GINNA PARSONS: Bittersweet memories of Mama

GINNA PARSONS

GINNA PARSONS

Fourteen years ago today, my mother lost her battle with breast cancer. She was 72 years old and just a little more than a year into retirement.It hardly seemed fair then. It hardly seems fair now.

Mama died two days after my 37th birthday and the week before Mother’s Day that year. It was rough, but as everyone who has lost someone knows, it does get easier with time.

Not easy. Just easier.

My mother was a wonderful Southern cook and I would like to say I grew up in the kitchen by her side, but that would be a lie. Truth is, Mama didn’t want my sister and me in the kitchen with her when she cooked. She said we made her nervous.
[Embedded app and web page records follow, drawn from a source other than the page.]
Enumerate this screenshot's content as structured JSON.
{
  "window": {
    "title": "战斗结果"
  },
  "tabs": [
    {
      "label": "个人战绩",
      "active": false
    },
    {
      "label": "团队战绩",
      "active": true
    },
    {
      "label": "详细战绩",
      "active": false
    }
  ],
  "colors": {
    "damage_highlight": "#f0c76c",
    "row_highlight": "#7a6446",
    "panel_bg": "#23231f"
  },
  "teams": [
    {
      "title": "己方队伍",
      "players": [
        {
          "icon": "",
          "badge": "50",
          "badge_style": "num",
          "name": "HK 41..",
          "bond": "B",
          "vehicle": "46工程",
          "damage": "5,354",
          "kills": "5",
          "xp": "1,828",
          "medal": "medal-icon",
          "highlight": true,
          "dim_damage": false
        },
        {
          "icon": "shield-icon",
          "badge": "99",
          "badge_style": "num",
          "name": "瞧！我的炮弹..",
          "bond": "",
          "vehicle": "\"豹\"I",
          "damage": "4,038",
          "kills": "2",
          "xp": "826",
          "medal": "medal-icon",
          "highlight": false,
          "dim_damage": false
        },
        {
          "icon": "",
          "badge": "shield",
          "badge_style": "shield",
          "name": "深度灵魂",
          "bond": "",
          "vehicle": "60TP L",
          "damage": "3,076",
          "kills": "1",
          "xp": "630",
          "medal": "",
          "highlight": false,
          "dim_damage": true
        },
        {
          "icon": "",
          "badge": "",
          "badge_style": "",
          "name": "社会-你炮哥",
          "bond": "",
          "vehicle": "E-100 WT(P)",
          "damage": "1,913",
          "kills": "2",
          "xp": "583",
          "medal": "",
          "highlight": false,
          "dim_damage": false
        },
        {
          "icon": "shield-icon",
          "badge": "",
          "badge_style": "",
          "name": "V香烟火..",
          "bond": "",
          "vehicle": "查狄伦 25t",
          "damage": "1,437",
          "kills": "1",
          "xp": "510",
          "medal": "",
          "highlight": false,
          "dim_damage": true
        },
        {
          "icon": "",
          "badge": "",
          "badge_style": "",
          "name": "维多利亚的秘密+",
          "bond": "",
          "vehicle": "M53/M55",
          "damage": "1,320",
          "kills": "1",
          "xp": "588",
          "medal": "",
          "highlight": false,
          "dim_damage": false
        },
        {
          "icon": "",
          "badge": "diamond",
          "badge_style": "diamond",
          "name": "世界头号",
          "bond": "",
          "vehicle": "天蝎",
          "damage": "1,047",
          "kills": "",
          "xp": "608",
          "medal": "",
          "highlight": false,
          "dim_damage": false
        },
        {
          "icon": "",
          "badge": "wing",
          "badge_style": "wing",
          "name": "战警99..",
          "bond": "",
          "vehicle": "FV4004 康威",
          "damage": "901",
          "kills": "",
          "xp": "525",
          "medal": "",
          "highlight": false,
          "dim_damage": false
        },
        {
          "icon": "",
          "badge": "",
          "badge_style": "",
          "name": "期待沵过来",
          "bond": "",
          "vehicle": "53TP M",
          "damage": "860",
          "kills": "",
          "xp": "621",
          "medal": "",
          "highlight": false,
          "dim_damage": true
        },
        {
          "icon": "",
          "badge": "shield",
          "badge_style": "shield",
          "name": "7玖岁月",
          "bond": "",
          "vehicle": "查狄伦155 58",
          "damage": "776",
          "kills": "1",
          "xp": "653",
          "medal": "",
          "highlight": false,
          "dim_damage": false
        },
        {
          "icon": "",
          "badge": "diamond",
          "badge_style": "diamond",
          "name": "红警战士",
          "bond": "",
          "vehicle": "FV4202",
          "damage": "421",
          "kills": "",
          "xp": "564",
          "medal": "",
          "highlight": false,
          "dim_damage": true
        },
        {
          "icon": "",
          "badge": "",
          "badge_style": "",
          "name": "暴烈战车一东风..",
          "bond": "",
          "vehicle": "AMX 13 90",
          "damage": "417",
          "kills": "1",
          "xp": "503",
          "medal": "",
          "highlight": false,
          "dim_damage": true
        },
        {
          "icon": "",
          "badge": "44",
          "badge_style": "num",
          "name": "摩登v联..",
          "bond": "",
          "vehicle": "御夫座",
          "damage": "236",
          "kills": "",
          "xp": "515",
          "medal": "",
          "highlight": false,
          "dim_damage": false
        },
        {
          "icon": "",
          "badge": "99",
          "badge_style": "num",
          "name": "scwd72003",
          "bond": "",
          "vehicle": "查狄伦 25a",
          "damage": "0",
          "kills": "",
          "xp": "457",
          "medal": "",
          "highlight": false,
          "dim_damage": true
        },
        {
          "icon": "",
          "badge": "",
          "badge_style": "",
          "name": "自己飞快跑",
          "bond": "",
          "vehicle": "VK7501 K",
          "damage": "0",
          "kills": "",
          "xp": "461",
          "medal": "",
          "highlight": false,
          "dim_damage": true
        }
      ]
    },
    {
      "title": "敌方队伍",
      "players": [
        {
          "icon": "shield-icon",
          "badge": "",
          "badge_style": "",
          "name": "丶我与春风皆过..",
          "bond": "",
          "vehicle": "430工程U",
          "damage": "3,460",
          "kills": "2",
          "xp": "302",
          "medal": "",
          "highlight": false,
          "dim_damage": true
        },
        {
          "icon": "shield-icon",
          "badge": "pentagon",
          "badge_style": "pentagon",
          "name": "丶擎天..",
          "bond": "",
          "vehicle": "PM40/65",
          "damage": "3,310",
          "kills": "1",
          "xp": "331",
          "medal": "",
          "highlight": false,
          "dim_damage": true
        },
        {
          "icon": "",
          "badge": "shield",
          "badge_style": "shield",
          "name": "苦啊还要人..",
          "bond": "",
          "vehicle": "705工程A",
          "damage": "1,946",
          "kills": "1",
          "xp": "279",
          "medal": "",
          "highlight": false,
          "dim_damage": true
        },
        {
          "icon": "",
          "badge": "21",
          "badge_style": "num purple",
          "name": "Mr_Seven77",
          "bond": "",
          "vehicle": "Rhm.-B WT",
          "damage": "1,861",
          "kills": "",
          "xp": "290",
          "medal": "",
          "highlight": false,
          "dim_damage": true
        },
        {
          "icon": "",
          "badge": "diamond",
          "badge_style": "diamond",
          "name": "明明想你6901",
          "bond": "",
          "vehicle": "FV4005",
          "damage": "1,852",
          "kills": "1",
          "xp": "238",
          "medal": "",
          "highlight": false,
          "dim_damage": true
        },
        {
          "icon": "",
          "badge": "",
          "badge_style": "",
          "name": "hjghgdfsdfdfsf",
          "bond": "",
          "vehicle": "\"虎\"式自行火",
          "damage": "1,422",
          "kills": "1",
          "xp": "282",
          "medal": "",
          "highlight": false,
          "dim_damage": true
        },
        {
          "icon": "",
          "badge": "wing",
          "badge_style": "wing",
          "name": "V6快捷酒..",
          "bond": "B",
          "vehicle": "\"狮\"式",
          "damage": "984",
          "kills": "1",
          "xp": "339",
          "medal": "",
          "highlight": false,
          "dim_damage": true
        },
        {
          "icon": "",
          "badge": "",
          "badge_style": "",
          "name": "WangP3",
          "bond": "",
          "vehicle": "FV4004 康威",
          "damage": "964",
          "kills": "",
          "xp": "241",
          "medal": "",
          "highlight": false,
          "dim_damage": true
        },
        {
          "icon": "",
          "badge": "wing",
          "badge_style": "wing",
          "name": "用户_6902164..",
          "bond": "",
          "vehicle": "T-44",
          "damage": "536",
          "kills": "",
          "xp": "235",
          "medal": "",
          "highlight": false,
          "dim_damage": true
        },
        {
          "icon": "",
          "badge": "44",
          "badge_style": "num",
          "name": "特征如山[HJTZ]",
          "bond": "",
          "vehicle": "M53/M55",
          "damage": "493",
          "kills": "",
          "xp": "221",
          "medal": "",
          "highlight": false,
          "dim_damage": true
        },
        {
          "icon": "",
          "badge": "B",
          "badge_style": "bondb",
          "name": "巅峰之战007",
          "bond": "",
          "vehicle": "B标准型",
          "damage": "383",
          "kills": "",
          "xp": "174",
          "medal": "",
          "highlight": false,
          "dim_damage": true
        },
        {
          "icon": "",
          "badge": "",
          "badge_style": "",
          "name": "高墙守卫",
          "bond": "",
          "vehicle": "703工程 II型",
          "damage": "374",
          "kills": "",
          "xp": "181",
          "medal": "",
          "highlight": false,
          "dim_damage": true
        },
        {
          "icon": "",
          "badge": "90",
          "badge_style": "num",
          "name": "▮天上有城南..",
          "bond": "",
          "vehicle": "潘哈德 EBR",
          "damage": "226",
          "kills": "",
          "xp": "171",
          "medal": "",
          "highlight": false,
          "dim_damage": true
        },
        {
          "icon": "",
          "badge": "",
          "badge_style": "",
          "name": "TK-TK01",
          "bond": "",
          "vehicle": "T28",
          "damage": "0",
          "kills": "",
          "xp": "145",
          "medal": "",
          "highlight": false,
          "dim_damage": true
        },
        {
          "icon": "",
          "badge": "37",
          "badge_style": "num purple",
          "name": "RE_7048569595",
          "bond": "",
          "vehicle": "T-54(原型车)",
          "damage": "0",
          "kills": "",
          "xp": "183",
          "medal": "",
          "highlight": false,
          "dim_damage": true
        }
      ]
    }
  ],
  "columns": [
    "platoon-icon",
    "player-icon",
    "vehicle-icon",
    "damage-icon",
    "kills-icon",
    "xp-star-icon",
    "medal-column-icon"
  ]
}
But she was quick to enlist our help when the table needed setting or clearing, or the dishes needed to be done or food needed to be put away. When I left home for college, I couldn’t tell you how to cook rice or make gravy or roast a chicken, but I could find the perfect piece of Tupperware to put leftovers in.

My mother worked 40-plus hours a week in an office, but she still came home every evening and put supper on the table. And I don’t mean Hamburger Helper (although we did have that now and again). She’d make fried chicken with mashed potatoes and gravy and butterbeans, or meatloaf with macaroni and cheese and English peas.

She cooked comfort food, the kind that sticks to your ribs (and hips).

On the weekends, she made desserts – one special one for Sunday’s meal and one to eat on during the week, like cookies, brownies or a pound cake.

I think that’s one of the things I miss the most – the Sunday desserts. I don’t even particularly like sweets now, but I’d eat an entire pound cake in one sitting if she were here to make me one again.

Here’s Mama’s pound cake recipe. She got it from Willie Mae Godwin, who was one of four women who all got their hair done every Friday at 5:30 p.m. at the Beauty Bazaar in Dothan, Ala., where I grew up.

Willie Mae Godwin’s Pound Cake

2 sticks butter

2 heaping tablespoons Crisco

234 cups sugar

3 cups all-purpose flour, divided

6 eggs

1 teaspoon vanilla

2 tablespoons sour cream

1 tablespoon lemon juice

Cream butter, Crisco and sugar. Add 2 cups of flour and beat, then eggs, then remaining 1 cup of flour, vanilla, sour cream and lemon juice. Pour batter into a greased and floured Bundt pan. Cook at 325 degrees for 1 hour and 15 minutes, or until a toothpick inserted in the center comes out clean.

Ginna Parsons is the Daily Journal’s food/home/garden editor.